→ Task directions
Look for the word "icon" in the data below, and copy every line that holds it.
-- Opening Marker --
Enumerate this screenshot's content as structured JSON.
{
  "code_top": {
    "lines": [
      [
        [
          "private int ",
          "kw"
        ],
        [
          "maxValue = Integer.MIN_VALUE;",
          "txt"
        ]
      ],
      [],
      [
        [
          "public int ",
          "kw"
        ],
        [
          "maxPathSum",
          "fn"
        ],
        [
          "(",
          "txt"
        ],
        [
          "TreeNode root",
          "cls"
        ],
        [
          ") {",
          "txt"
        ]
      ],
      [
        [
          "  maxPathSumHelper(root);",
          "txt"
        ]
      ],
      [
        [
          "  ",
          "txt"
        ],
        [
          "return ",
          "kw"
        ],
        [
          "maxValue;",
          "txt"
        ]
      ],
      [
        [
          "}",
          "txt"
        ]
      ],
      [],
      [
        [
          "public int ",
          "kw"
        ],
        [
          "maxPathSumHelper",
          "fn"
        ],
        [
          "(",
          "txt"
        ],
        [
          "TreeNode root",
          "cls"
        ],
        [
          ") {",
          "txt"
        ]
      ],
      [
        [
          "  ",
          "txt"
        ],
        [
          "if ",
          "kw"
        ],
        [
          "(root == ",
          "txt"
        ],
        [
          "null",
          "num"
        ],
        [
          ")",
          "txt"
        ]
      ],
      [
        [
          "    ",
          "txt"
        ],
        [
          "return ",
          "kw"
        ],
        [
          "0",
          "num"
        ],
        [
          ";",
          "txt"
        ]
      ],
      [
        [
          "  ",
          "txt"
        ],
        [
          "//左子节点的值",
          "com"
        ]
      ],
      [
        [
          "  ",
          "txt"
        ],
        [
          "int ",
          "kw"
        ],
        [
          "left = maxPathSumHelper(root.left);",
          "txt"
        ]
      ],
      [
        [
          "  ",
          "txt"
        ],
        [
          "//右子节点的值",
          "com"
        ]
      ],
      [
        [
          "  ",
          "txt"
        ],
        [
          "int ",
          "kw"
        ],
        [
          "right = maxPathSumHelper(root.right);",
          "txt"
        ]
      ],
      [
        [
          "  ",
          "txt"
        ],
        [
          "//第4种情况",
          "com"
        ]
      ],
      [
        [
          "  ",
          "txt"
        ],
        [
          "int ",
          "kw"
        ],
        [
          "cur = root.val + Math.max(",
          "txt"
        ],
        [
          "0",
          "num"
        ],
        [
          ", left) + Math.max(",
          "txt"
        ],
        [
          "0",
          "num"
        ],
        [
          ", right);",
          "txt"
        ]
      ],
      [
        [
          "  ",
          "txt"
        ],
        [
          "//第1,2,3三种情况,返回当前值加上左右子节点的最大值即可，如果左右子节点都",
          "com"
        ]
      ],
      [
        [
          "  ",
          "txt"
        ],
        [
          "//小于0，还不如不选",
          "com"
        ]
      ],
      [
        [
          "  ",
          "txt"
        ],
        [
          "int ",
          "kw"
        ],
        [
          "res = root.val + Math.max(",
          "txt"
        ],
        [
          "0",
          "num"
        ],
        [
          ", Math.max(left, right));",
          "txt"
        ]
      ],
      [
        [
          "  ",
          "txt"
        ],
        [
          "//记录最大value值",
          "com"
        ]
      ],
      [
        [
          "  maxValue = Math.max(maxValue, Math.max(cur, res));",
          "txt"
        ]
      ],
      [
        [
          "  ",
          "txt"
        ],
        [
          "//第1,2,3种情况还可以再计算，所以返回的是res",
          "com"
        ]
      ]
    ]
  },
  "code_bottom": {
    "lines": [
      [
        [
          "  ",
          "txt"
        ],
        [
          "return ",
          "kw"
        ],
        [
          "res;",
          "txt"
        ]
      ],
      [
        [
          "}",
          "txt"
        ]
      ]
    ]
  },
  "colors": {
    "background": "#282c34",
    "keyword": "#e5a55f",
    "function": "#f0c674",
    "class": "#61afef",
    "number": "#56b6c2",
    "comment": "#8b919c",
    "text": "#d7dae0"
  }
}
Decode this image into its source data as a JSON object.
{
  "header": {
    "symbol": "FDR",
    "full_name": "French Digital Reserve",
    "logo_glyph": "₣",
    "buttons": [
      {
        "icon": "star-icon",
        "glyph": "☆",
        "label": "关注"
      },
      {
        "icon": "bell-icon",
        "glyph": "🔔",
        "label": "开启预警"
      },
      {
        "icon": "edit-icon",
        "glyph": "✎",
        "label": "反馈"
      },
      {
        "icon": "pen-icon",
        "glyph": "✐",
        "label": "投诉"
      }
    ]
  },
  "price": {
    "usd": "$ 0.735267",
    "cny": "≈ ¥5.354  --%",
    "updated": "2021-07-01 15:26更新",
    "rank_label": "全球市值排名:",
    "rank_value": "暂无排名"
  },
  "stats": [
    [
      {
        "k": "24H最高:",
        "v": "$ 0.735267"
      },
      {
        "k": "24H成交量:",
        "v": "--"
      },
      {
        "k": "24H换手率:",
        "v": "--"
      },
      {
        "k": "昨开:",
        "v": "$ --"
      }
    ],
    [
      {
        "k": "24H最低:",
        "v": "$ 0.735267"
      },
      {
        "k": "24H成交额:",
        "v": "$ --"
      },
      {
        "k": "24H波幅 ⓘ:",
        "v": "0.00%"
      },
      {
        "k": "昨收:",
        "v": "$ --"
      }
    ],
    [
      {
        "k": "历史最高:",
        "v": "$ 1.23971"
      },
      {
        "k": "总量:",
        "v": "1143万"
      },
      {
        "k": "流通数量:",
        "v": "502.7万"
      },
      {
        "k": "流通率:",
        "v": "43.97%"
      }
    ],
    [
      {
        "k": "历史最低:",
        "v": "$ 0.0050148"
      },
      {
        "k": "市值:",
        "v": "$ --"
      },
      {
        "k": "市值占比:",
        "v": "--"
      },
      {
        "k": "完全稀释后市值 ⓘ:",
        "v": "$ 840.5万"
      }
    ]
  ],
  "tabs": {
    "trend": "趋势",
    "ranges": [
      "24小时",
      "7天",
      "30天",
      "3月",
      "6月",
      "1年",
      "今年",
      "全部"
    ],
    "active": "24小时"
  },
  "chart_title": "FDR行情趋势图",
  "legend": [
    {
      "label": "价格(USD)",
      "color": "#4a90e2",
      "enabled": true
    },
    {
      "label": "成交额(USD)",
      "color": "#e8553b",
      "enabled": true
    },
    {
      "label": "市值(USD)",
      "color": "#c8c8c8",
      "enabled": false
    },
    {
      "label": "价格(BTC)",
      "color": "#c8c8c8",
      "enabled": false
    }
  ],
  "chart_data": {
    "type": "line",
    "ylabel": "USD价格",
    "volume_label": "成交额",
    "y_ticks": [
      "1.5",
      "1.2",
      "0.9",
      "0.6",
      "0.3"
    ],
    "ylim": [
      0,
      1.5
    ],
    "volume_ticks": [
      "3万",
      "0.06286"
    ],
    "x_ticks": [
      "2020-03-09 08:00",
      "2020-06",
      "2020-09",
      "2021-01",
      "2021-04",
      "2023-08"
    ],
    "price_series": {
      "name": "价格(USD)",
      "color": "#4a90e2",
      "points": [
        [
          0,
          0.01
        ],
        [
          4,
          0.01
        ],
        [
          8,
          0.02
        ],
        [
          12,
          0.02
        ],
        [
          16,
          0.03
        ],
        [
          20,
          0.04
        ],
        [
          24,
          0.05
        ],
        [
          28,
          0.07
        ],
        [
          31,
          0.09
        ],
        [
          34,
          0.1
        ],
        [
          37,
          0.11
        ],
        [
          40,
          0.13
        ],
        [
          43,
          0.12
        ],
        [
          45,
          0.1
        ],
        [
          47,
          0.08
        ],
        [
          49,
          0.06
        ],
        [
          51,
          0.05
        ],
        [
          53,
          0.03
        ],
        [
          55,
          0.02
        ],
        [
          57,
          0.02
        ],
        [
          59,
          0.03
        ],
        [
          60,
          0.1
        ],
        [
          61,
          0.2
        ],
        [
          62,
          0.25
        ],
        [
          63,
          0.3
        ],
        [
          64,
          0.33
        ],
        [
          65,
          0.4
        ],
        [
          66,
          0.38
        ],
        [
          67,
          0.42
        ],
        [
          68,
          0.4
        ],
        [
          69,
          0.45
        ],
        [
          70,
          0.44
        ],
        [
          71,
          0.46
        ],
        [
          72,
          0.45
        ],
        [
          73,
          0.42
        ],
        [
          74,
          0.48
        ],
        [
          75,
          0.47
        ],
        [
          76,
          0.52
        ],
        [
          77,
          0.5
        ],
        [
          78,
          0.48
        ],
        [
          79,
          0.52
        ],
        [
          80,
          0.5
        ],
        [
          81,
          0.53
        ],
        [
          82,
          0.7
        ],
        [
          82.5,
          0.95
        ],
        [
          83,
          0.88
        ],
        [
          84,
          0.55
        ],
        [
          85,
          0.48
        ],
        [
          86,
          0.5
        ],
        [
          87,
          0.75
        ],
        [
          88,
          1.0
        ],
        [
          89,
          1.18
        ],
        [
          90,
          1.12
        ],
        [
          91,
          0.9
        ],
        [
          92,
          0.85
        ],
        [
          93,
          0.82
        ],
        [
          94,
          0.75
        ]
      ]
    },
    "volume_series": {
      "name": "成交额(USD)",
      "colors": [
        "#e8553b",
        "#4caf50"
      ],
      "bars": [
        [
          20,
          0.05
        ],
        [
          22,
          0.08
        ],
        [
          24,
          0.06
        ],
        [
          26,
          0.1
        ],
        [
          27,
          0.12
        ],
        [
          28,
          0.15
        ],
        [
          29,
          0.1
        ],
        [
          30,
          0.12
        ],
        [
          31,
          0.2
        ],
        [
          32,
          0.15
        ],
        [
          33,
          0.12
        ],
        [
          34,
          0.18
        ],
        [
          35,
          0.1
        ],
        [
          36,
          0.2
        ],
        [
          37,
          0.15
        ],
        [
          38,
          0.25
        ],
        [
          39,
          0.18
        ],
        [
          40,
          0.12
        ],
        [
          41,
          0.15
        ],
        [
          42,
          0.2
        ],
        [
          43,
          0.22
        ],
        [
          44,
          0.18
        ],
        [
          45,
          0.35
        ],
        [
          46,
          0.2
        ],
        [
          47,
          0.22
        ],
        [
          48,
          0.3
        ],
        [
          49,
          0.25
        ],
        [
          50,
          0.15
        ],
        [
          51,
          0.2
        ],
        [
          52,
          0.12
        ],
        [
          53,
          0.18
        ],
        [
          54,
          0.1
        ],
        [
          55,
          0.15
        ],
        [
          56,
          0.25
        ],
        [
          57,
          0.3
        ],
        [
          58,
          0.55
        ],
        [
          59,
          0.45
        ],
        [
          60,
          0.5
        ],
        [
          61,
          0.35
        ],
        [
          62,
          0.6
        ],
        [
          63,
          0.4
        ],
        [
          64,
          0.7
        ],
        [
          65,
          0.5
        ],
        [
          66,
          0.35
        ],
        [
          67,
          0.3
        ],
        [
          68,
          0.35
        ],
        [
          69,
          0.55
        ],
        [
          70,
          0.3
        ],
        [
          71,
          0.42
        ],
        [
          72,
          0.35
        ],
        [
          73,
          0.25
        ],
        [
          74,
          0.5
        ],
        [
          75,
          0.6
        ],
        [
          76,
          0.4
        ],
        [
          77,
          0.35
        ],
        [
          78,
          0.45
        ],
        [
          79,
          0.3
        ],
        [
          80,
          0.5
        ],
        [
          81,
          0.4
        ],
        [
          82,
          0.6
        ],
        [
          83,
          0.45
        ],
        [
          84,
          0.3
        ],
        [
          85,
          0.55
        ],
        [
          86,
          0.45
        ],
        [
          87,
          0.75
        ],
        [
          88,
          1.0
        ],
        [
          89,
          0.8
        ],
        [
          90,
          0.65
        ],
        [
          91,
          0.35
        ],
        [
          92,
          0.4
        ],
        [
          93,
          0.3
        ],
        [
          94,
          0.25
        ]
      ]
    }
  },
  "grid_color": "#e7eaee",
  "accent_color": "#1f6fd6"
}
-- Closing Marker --
→ Output
        "icon": "star-icon",
        "icon": "bell-icon",
        "icon": "edit-icon",
        "icon": "pen-icon",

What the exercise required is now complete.